A Taiwanese flight with 58 passengers on board turned on its side in midair on Wednesday, clipping an elevated roadway and crashing into a river on the island’s capital of Taipei. At least 23 people were killed in the crash, with reports of up to 20 still missing, BBC reports.
The death toll is expected to rise for the TransAsia Airways flight as rescue crews clear the mostly sunken fuselage in the Keelung River yards from the shore. Teams of rescue officials in rubber rafts huddled around the remains of the wreckage – at least 15 people have been pulled out alive so far.
Local television footage showed that the ATR 72 prop-jet aircraft was flying on its side, with one wing scouring past Taiwan’s National Freeway No. 1 just seconds before it plunged into the river.
Thirty-one passengers were from China, Taiwan’s tourism bureau said.
In the past year, this has been the airline carrier’s second French-Italian-built ATR 72 to crash. The previous accident in July 2014 killed 48 people and injured 15.
Wednesday’s flight had taken off from Taipei Songshan Airport and was heading to the Taiwan-controlled Kinmen islands, just off the coast of the south-eastern Chinese city of Xiamen. According to civil aviation officials, the flight took off at 10: 53 a.m. (local time) and lost contact with controllers two minutes later, Lonely Planet reports.
Wu Jun-hong, a Taipei Fire Department official who is coordinating the rescue effort, said the missing people were still in the fuselage or had been most likely pulled downriver.
“At the moment, things don’t look too optimistic,” Mr Wu told reporters at the hectic scene. “Those in the front of the plane are likely to have lost their lives.”
The last communication between the flight’s pilots to air traffic control was “Mayday, mayday, engine flame out,” according to a recording played on local media.
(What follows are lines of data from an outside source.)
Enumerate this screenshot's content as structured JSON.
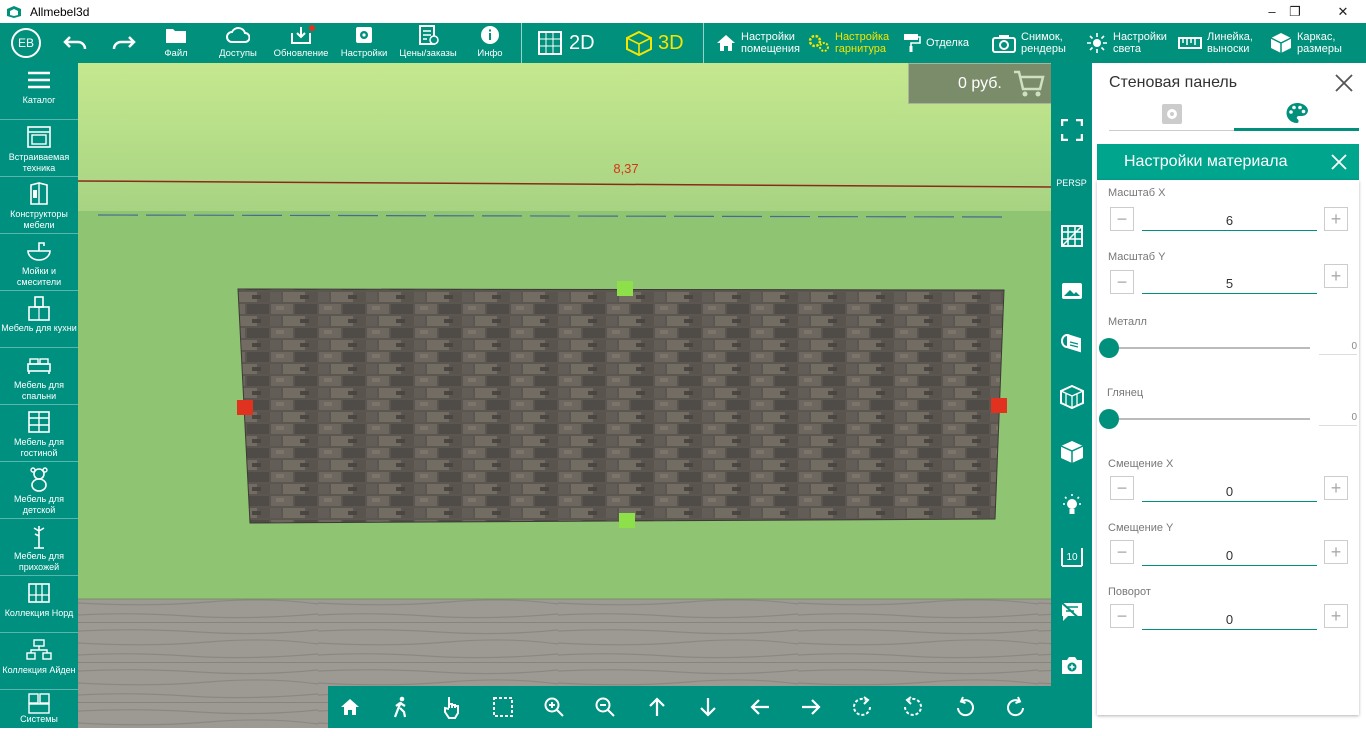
{
  "window": {
    "title": "Allmebel3d",
    "minimize": "–",
    "maximize": "❐",
    "close": "✕"
  },
  "toolbar": {
    "avatar": "EB",
    "file": "Файл",
    "access": "Доступы",
    "update": "Обновление",
    "settings": "Настройки",
    "prices": "Цены/заказы",
    "info": "Инфо",
    "mode2d": "2D",
    "mode3d": "3D",
    "room_settings": [
      "Настройки",
      "помещения"
    ],
    "set_settings": [
      "Настройка",
      "гарнитура"
    ],
    "finishing": "Отделка",
    "snapshot": [
      "Снимок,",
      "рендеры"
    ],
    "light": [
      "Настройки",
      "света"
    ],
    "ruler": [
      "Линейка,",
      "выноски"
    ],
    "frame": [
      "Каркас,",
      "размеры"
    ]
  },
  "sidebar": {
    "items": [
      "Каталог",
      "Встраиваемая техника",
      "Конструкторы мебели",
      "Мойки и смесители",
      "Мебель для кухни",
      "Мебель для спальни",
      "Мебель для гостиной",
      "Мебель для детской",
      "Мебель для прихожей",
      "Коллекция Норд",
      "Коллекция Айден",
      "Системы хранения"
    ]
  },
  "viewport": {
    "dimension_label": "8,37",
    "price": "0 руб.",
    "persp_label": "PERSP"
  },
  "panel": {
    "title": "Стеновая панель",
    "material_header": "Настройки материала",
    "scale_x_label": "Масштаб X",
    "scale_x_value": "6",
    "scale_y_label": "Масштаб Y",
    "scale_y_value": "5",
    "metal_label": "Металл",
    "metal_value": "0",
    "gloss_label": "Глянец",
    "gloss_value": "0",
    "offset_x_label": "Смещение X",
    "offset_x_value": "0",
    "offset_y_label": "Смещение Y",
    "offset_y_value": "0",
    "rotation_label": "Поворот",
    "rotation_value": "0",
    "minus": "−",
    "plus": "+"
  },
  "colors": {
    "accent": "#00907b",
    "highlight": "#f5e600",
    "wall": "#8fc473",
    "handle_green": "#8ee04a",
    "handle_red": "#e0321e"
  }
}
However, the recording was not immediately verified by aviation officials.
A TransAsia Airways media office declined to comment on possible reasons for the accident, BBC reported, deferring to a news conference scheduled for later on Wednesday.